◆ Work to be completed ◆
For the entries below, state how many lines include the string "subtitle", and write nothing besides that number.

Exercise material START

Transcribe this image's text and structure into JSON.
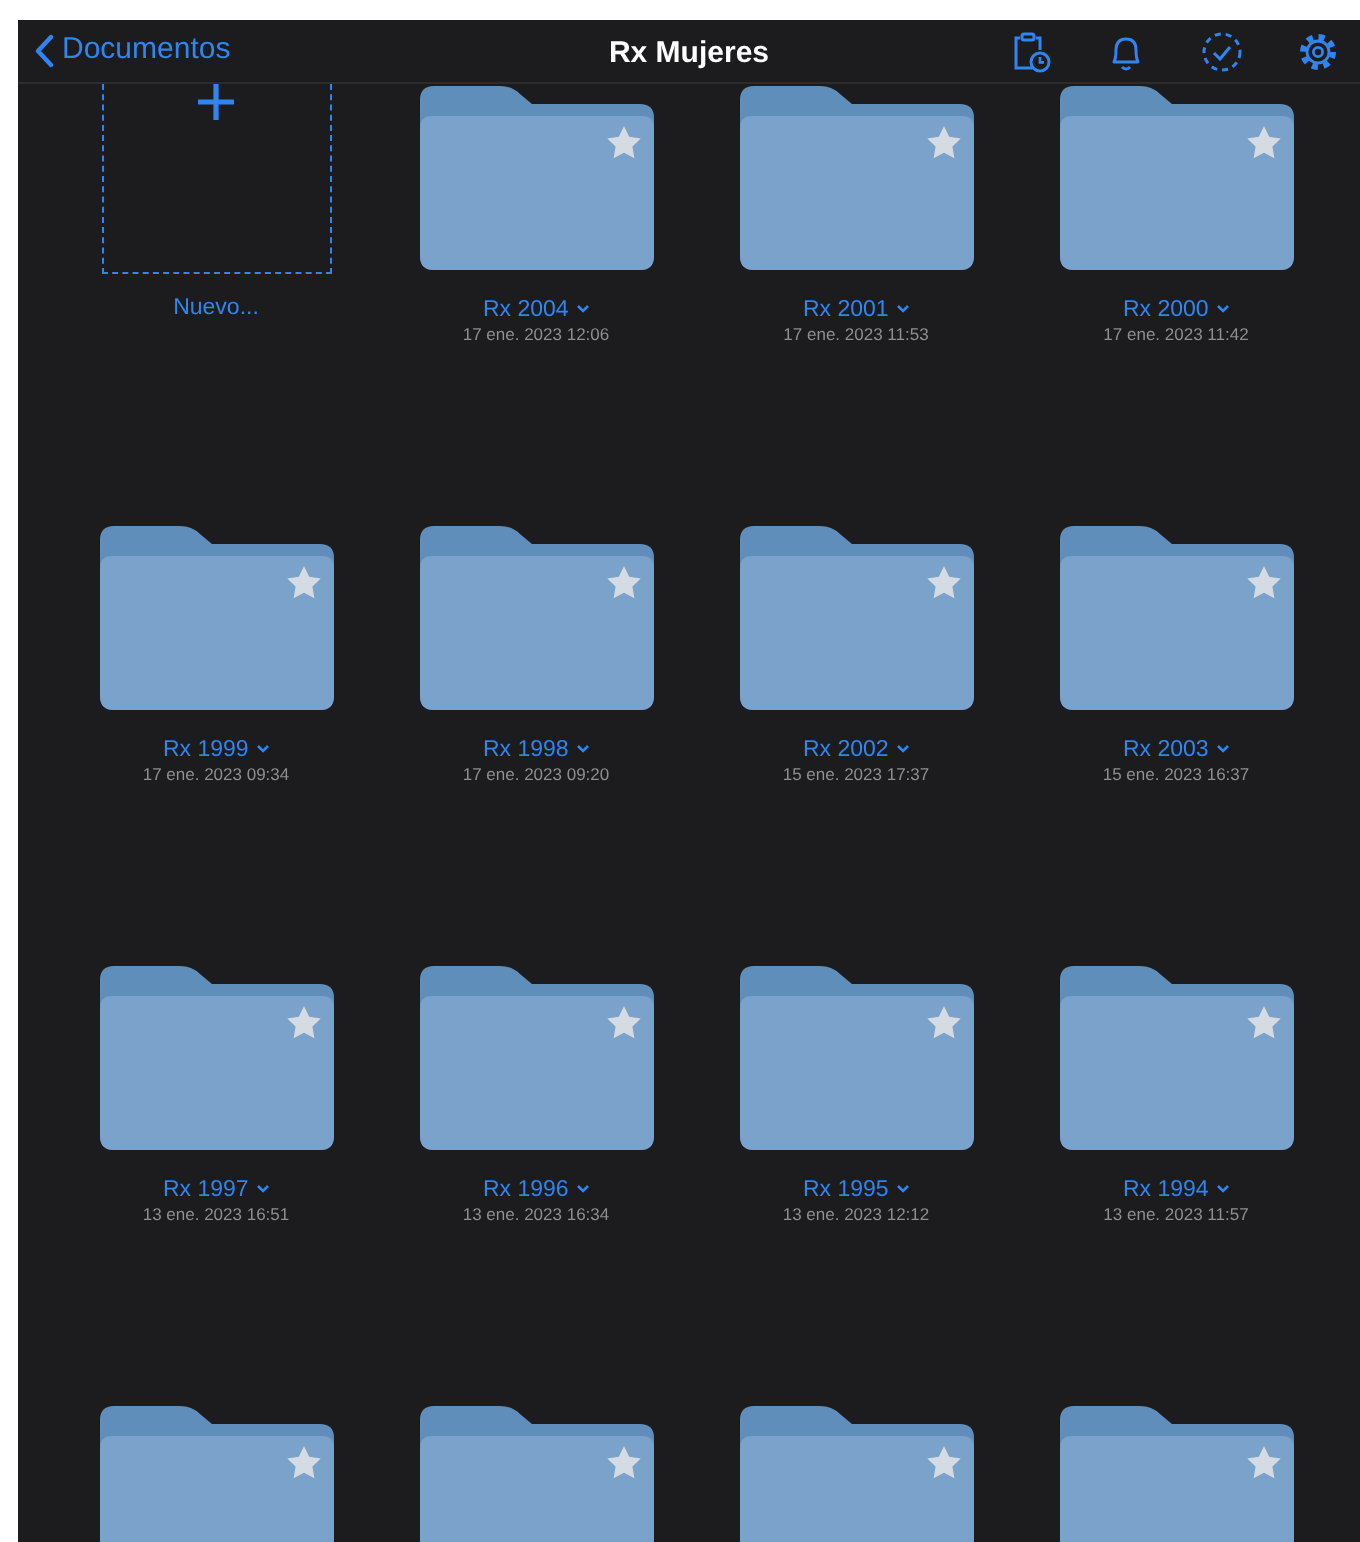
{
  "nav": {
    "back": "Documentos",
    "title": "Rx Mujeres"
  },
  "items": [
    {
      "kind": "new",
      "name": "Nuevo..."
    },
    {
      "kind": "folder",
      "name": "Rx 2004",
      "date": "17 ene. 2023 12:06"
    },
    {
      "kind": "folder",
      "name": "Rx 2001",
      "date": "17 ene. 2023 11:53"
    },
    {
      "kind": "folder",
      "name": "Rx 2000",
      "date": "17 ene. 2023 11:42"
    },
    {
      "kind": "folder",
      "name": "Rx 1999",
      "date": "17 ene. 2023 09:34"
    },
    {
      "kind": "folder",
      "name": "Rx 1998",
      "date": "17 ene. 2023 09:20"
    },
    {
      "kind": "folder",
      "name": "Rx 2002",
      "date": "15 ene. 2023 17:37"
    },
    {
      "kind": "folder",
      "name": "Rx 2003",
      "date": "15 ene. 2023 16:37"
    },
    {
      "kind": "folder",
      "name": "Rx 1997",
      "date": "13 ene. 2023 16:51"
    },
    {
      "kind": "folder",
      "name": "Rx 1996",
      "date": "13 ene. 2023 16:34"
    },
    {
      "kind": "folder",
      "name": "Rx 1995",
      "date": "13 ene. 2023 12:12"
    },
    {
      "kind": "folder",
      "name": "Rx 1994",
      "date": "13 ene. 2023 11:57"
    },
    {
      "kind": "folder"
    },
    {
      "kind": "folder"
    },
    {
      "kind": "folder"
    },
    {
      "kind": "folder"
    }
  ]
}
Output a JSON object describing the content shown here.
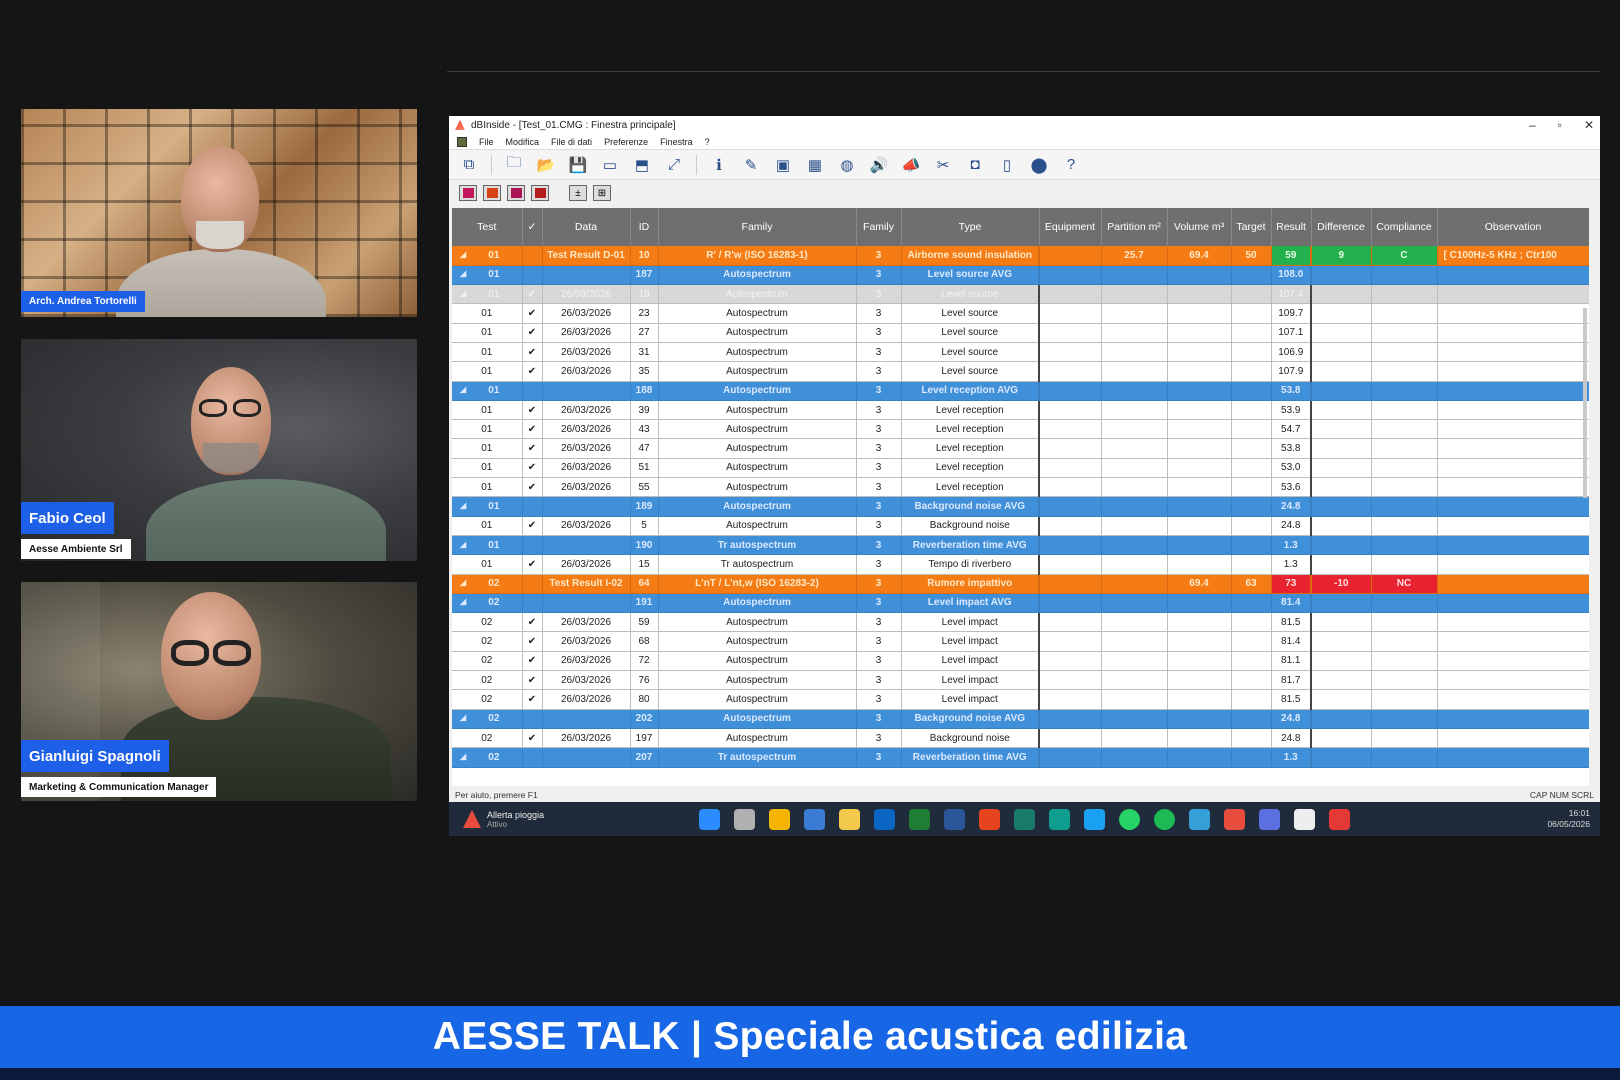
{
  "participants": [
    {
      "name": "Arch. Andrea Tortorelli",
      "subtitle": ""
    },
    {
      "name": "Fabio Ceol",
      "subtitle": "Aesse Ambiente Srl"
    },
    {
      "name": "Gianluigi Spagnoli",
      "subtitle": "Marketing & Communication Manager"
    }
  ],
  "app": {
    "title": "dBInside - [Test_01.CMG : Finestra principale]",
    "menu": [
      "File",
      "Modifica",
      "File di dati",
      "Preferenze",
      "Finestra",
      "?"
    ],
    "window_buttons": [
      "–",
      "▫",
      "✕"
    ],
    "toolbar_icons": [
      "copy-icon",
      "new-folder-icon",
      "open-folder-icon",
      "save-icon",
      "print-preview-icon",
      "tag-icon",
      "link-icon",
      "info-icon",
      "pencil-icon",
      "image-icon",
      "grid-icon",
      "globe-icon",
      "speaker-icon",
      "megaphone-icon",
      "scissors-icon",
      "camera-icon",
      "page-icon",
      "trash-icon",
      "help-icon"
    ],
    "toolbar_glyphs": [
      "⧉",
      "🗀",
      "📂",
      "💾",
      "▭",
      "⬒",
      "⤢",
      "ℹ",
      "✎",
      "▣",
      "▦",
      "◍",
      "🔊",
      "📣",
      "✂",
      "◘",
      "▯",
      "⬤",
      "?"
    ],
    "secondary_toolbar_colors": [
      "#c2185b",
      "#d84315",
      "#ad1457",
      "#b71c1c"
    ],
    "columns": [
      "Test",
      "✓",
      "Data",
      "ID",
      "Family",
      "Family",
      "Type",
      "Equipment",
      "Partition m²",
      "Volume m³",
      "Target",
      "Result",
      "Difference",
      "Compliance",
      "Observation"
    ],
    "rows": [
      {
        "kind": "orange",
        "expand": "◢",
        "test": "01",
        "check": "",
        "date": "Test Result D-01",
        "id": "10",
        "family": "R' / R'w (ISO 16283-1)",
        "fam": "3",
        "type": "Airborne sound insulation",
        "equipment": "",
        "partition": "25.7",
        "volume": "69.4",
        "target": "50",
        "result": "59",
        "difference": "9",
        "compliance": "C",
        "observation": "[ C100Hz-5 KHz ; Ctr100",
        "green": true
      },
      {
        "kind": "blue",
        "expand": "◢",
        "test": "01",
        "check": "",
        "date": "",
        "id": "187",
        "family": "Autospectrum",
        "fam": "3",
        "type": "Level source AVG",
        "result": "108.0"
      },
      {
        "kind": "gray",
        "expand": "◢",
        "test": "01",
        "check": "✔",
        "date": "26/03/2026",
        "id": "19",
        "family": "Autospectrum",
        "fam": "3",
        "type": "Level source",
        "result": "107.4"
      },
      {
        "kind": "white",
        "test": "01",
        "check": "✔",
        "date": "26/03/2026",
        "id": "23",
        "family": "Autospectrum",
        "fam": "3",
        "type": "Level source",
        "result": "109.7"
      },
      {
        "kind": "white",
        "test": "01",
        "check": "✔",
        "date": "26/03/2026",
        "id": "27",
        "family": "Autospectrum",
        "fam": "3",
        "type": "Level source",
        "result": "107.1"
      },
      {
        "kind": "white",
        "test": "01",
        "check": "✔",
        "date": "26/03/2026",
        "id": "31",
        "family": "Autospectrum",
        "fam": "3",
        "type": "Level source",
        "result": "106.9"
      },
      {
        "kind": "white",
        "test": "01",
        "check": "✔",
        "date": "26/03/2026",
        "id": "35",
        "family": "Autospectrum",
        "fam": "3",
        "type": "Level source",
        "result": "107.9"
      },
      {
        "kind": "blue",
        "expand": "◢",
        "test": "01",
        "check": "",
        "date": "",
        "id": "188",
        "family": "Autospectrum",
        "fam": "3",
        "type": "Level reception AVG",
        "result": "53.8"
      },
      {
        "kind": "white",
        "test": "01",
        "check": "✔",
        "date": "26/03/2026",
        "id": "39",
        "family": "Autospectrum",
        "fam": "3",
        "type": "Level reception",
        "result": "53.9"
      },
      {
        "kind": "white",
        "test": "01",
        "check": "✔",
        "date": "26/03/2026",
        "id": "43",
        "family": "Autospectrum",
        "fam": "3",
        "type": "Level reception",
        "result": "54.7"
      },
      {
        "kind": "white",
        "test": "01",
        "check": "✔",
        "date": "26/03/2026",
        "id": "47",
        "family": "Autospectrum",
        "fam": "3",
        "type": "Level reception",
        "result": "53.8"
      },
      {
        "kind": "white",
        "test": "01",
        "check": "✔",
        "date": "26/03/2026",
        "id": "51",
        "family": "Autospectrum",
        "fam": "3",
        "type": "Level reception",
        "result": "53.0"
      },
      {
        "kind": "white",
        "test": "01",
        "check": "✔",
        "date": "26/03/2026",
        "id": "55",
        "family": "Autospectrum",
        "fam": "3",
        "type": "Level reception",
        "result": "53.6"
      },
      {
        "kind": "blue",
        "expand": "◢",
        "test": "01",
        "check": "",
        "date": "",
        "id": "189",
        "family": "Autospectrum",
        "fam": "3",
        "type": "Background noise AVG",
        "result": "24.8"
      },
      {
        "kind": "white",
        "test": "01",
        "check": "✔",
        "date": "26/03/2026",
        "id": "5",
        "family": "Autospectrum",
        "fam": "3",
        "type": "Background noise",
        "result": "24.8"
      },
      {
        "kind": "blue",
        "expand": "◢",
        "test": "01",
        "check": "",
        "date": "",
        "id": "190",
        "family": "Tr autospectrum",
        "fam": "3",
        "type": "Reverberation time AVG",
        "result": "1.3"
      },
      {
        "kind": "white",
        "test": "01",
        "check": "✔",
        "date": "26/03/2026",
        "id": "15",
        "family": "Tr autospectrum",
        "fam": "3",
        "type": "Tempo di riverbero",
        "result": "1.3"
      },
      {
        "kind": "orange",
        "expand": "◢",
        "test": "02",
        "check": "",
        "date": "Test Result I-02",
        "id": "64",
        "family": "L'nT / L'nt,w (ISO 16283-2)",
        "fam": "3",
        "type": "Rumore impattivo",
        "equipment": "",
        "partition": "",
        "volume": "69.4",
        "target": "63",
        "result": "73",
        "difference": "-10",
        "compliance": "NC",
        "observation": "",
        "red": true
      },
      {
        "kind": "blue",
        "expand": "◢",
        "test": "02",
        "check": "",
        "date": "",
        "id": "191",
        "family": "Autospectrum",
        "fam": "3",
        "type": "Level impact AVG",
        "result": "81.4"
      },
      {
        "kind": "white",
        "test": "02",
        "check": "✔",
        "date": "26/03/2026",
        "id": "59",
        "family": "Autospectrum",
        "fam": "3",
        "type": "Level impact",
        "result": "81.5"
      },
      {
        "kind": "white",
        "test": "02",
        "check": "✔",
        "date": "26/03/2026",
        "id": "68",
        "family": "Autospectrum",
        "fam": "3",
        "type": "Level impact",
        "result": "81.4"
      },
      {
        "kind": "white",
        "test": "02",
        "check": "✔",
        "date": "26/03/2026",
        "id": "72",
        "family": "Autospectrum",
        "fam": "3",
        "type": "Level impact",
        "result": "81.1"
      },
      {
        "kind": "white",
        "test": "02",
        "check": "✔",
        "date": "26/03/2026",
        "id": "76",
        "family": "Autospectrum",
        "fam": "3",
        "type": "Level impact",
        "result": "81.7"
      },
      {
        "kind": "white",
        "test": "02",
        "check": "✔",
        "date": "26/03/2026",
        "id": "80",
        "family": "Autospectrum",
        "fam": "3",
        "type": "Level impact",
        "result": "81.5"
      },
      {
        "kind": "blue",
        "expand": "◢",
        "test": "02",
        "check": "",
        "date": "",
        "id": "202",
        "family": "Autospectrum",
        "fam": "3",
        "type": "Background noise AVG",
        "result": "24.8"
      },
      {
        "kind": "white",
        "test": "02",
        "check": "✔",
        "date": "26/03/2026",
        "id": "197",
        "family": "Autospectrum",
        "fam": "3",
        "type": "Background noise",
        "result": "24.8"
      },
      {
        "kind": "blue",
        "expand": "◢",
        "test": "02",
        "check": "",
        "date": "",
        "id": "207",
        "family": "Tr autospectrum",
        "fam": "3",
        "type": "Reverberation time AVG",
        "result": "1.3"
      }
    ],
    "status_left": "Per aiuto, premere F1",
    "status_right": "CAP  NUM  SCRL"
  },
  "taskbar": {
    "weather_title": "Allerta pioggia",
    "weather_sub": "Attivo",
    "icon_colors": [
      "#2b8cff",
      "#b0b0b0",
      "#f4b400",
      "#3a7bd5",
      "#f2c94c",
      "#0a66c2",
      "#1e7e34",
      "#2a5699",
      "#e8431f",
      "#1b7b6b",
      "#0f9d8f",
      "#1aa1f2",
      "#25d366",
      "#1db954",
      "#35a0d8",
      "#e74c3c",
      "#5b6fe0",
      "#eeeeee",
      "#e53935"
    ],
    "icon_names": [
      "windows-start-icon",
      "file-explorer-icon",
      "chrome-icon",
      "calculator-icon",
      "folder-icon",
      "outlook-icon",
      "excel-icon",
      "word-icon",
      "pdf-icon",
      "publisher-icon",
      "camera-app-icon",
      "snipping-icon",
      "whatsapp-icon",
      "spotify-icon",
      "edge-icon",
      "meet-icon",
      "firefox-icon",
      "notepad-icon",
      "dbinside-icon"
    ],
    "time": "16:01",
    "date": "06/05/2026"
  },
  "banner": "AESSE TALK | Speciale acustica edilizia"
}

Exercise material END

◆ Result of this task ◆
3